Fighting is inevitable.
It is just going to happen. People fight. Neighbors fight. Nations fight.
But fighting in marriage can be miserable. It causes hurt, and instills fear. Fear that things are going to fall apart. Fear of loss. Marriages are failing left and right, but I don’t think fighting is the only reason why. I think people feel like such failures for fighting, they just throw in the towel. Most of the time, too early.
I like to remind myself that if we are fighting, we are at least still caring about the marriage. It’s when you give up and don’t try to fix things that things can spiral downward quickly. But there are ways to fight without doing lasting damage to each other. There are ground rules that can help keep your hearts from getting hurt in the middle of an argument.
My husband and I were recently at The Story of Marriage conference in Hawaii. We were there because my husband, Scott, was working, but I made sure to keep one ear open the whole time. One thing I appreciated was that John and Lisa Bevere were very honest and real with people.
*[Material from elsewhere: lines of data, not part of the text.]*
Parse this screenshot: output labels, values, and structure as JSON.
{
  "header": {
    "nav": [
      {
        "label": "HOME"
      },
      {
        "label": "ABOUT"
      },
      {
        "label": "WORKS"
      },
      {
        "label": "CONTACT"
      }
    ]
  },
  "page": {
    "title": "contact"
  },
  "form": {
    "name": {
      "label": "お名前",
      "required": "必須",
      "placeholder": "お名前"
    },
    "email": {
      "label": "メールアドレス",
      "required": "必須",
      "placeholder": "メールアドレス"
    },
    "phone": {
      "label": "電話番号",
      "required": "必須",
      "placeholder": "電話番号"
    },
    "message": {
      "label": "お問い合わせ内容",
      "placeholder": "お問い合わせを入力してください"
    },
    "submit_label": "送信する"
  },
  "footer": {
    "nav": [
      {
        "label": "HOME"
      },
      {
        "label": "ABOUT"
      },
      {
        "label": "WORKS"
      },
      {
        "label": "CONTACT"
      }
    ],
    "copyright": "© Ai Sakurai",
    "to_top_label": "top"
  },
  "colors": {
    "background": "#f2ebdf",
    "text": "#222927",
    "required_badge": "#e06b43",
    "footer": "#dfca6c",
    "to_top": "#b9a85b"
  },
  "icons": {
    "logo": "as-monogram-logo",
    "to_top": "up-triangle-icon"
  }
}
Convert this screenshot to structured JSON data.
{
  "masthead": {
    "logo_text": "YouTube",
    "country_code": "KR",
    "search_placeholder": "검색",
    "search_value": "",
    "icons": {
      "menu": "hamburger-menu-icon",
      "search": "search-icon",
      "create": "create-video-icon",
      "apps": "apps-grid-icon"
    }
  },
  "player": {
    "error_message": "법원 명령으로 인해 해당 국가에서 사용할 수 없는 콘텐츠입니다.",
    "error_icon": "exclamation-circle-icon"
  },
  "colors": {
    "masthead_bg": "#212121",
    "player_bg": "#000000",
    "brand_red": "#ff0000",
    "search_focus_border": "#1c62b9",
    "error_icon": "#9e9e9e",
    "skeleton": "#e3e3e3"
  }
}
For instance, they told people that they fought. Like really fought. You could see the crowd sigh with relief when they heard this.
So how do we communicate kinder, even when we feel upset?
The first two ways were discussed at the marriage conference, and the last way is something I have learned along the way.
1. Don’t attack character
You can be angry at something your spouse has done, but don’t label them for it. If they lied to you, tell them they hurt you because they weren’t truthful, but don’t say, “you’re a liar.” If they were mean to you and harsh with words, ask them to speak kinder to you but don’t say, “You are a worthless jerk.”
The action is what you need to address, but it will make things worse if you retaliate by demeaning your spouse’s character. It’s easy to cut your spouse down when you feel mad, but being vindictive will only hurt you both in the long run. Those harsh words will crop up in their minds long after you have forgotten you even said them. It’s hard to undo the pain inflicted by cruel words. We want to be loved and accepted by our spouse, even when we fail.
2. Don’t bring up the past
I cannot stress how important this is. When you are forgiven, you are forgiven. God doesn’t toss your sin and failure back at you in your weakest moments. It’s atoned for. So don’t bring it back up as leverage over your spouse. Remember, you are on the same team — you don’t want to cause harm because you want a healthy, loving relationship. Making them pay over and over for the same sin is just going to push them away. Drudging up past mistakes undercuts trust, and makes your spouse feel ashamed and even hopeless at times.
Forgiveness is a difficult thing to walk through, but it’s the best way to find closeness. Don’t look back. You have today, so stop fighting about what is long gone. This isn’t a contest or a tug-of-war. You are one. You are a team. Stop hurting each other in order to gain control. And don’t withhold forgiveness from your spouse.
Grace may feel dangerous, and you might feel tempted to refuse it. It seems scary that your spouse can just be forgiven when they have hurt you so deeply, but you also need grace. Forgive freely because God is kind and forgives you. What perfect balance.
3. Don’t return evil for evil
This is huge. It is the most valuable lesson I have learned. When your spouse is yelling at you, or being hateful towards you, try to bring it down a notch with a kind response. This used to feel impossible for me. I let myself see red when I was being treated badly.
But I started to remind myself that God values and loves me more than I can imagine, so nobody, not even my spouse, can devalue me. I know who I am in Christ, and I am secure in His love. In those heated moments, a kind word can do two things: it can diffuse an angry situation, and it can keep your spouse from sinning even more. I don’t want to be responsible for making Scott [angrier] and saying things he will have to answer for later. If I stay calm, it goes a long way towards reconciliation.
I find more and more, it’s better to respond in love, no matter how foreign or difficult it feels in that moment.
Since fighting will happen, try to fight fair. Try to view the whole thing as a way to make progress. Trust that God will redeem all things and will have your back, even when you feel attacked by your spouse. Lastly, don’t quit just because you fight a lot. We all fight a lot. But over time, you see the scale tipping and you get excited because you see that things are changing.
God isn’t content to leave you in the same place He found you. Things will get better. Be patient and don’t miss out on the joy that comes with that change. It’s exciting and so satisfying, even though it might take time. But the best things require effort and time.